Stressed? Work out anyway.
A new study contradicts some popular wisdom that says sharing your goals is always a bad idea.
- A 2009 study and a 2010 TED talk have helped spread the idea that sharing your goals is a bad idea because it disincentives people.
- The study found that people who shared their goals with people whom they considered to be of higher status were more likely to achieve their goals.
- However, it's possible that caring too much about the opinions of higher-status people might make you too anxious to achieve your goals.
Today, if a business wants to be successful, it should pay attention to employee fulfillment.

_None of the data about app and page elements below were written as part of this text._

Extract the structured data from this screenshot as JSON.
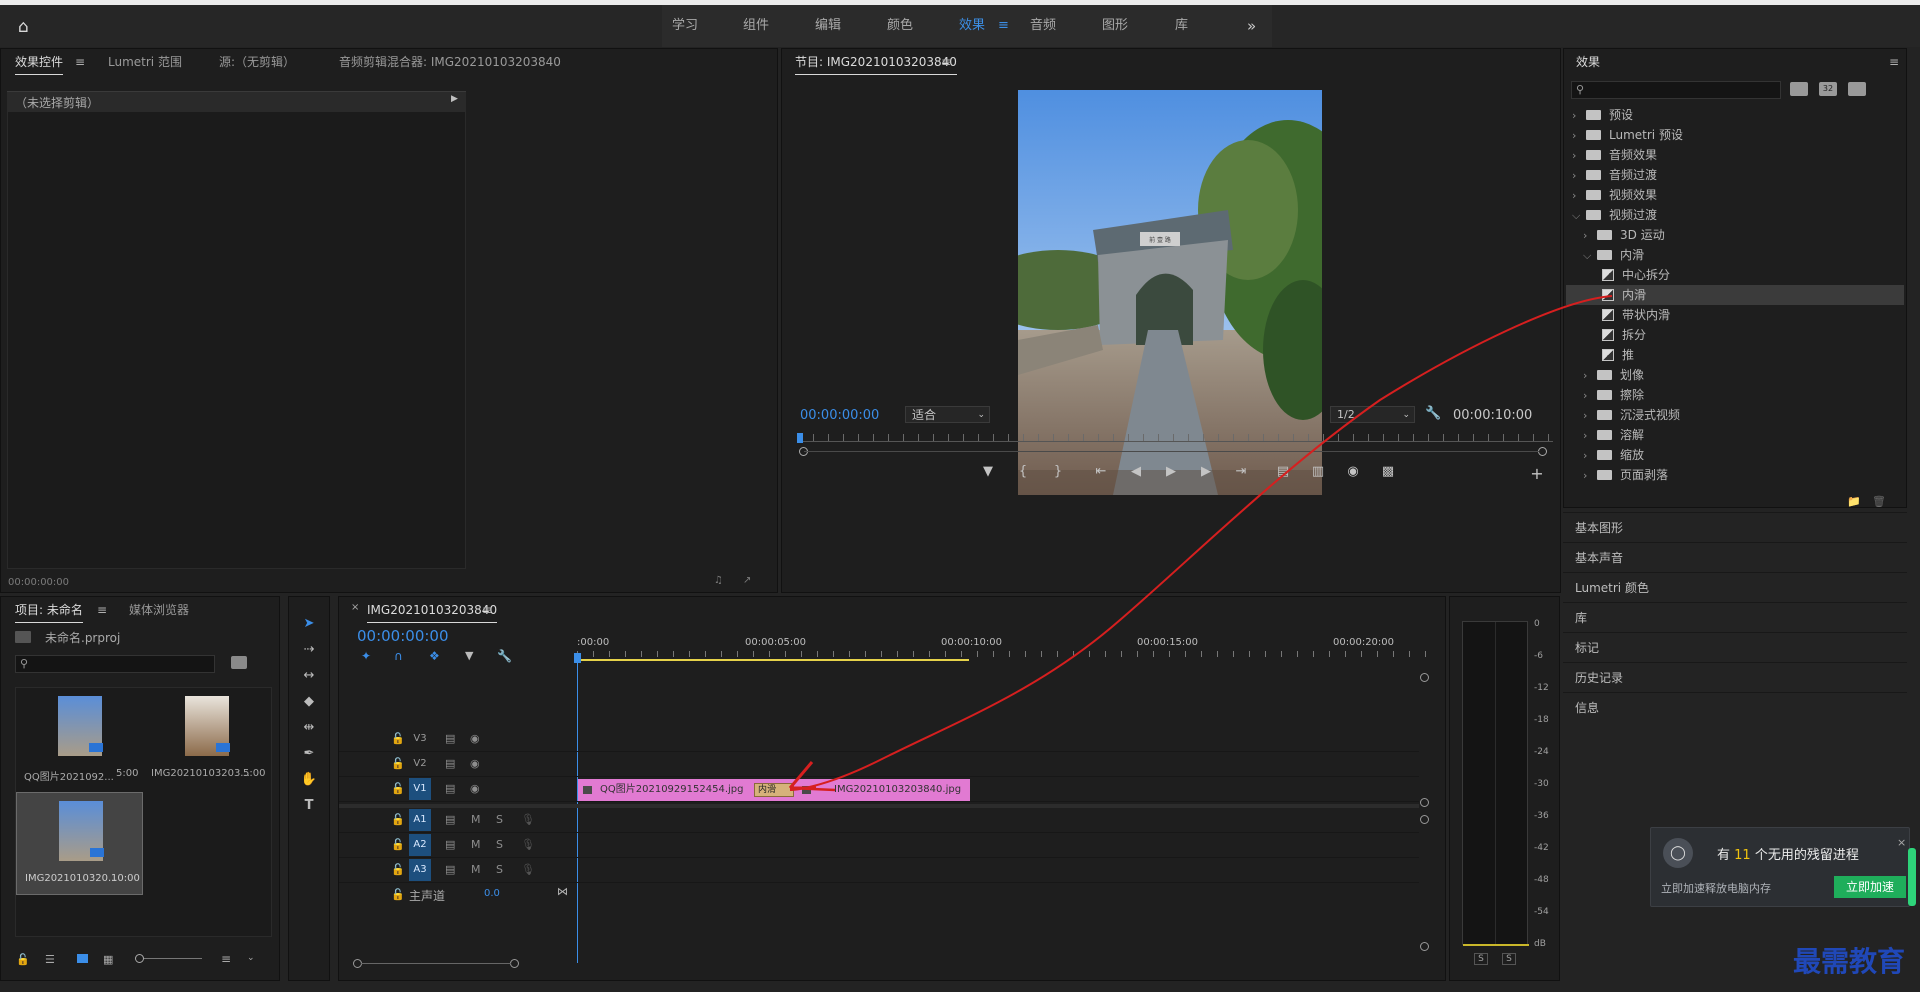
{
  "workspace": {
    "tabs": [
      "学习",
      "组件",
      "编辑",
      "颜色",
      "效果",
      "音频",
      "图形",
      "库"
    ],
    "active": "效果",
    "more": "»"
  },
  "effect_controls": {
    "tabs": [
      "效果控件",
      "Lumetri 范围",
      "源:（无剪辑）",
      "音频剪辑混合器: IMG20210103203840"
    ],
    "no_clip": "（未选择剪辑）",
    "timecode": "00:00:00:00"
  },
  "program": {
    "title": "节目: IMG20210103203840",
    "timecode": "00:00:00:00",
    "fit": "适合",
    "quality": "1/2",
    "duration": "00:00:10:00",
    "arch_sign": "前 壹 路"
  },
  "effects_panel": {
    "title": "效果",
    "search_placeholder": "",
    "badges": [
      "32"
    ],
    "items": [
      {
        "label": "预设",
        "level": 0,
        "open": false
      },
      {
        "label": "Lumetri 预设",
        "level": 0,
        "open": false
      },
      {
        "label": "音频效果",
        "level": 0,
        "open": false
      },
      {
        "label": "音频过渡",
        "level": 0,
        "open": false
      },
      {
        "label": "视频效果",
        "level": 0,
        "open": false
      },
      {
        "label": "视频过渡",
        "level": 0,
        "open": true
      },
      {
        "label": "3D 运动",
        "level": 1,
        "open": false
      },
      {
        "label": "内滑",
        "level": 1,
        "open": true
      },
      {
        "label": "中心拆分",
        "level": 2,
        "fx": true
      },
      {
        "label": "内滑",
        "level": 2,
        "fx": true,
        "selected": true
      },
      {
        "label": "带状内滑",
        "level": 2,
        "fx": true
      },
      {
        "label": "拆分",
        "level": 2,
        "fx": true
      },
      {
        "label": "推",
        "level": 2,
        "fx": true
      },
      {
        "label": "划像",
        "level": 1,
        "open": false
      },
      {
        "label": "擦除",
        "level": 1,
        "open": false
      },
      {
        "label": "沉浸式视频",
        "level": 1,
        "open": false
      },
      {
        "label": "溶解",
        "level": 1,
        "open": false
      },
      {
        "label": "缩放",
        "level": 1,
        "open": false
      },
      {
        "label": "页面剥落",
        "level": 1,
        "open": false
      }
    ],
    "sections": [
      "基本图形",
      "基本声音",
      "Lumetri 颜色",
      "库",
      "标记",
      "历史记录",
      "信息"
    ]
  },
  "project": {
    "tabs": [
      "项目: 未命名",
      "媒体浏览器"
    ],
    "file": "未命名.prproj",
    "items": [
      {
        "name": "QQ图片2021092...",
        "dur": "5:00"
      },
      {
        "name": "IMG20210103203...",
        "dur": "5:00"
      },
      {
        "name": "IMG2021010320...",
        "dur": "10:00"
      }
    ]
  },
  "timeline": {
    "title": "IMG20210103203840",
    "timecode": "00:00:00:00",
    "ruler": [
      ":00:00",
      "00:00:05:00",
      "00:00:10:00",
      "00:00:15:00",
      "00:00:20:00"
    ],
    "video_tracks": [
      "V3",
      "V2",
      "V1"
    ],
    "audio_tracks": [
      "A1",
      "A2",
      "A3"
    ],
    "master_label": "主声道",
    "master_value": "0.0",
    "clip1": "QQ图片20210929152454.jpg",
    "clip2": "IMG20210103203840.jpg",
    "transition": "内滑",
    "track_m": "M",
    "track_s": "S"
  },
  "meter": {
    "scale": [
      "0",
      "-6",
      "-12",
      "-18",
      "-24",
      "-30",
      "-36",
      "-42",
      "-48",
      "-54",
      "dB"
    ],
    "solo": [
      "S",
      "S"
    ]
  },
  "notification": {
    "pre": "有",
    "count": "11",
    "post": "个无用的残留进程",
    "sub": "立即加速释放电脑内存",
    "button": "立即加速"
  },
  "watermark": "最需教育"
}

- Employee satisfaction, as a concept, didn't emerge until the rise of the industrial economy and unionization. If employees were unhappy, management could predict a strike and stoppage of work.
- Since then, the standard for management has been to consider employee engagement an accurate measure of satisfaction. Instead, research suggests the focus should be employee fulfillment: Do employees have the ability to reflect on and create meaning around their work?
- Now, in the information economy, employees are often the means of value creation. This provides a unique advantage in which management must consider employee fulfillment in order to remain profitable.
To reach a breakthrough solution to any problem, it's necessary to first understand the underlying causes.
- Companies often jump right into workshopping solutions to a problem before they truly understand the underlying source and "pain points" of the issue.
- Deliberate Innovation CEO, Dan Seewald, advises companies to visualize and map out those unmet needs in order to discover a new path to a fresh solution. Only then should you move onto brainstorming and ideation techniques.
- These important steps allow for more meaningful experimentation, as well as greater opportunity for learning and breakthroughs.
Eric Weinstein explains why choosing a nemesis is both energizing and necessary for success.
- Eric Weinstein explains the three criteria for choosing an arch-nemesis to help motivate you in your career.
- Weinstein chose theoretical physicist, Garrett Lisi, who is working on a similar physics problem as him.
- Rather than hampering progress, Weinstein argues that a nemesis energizes you when you feel discouraged.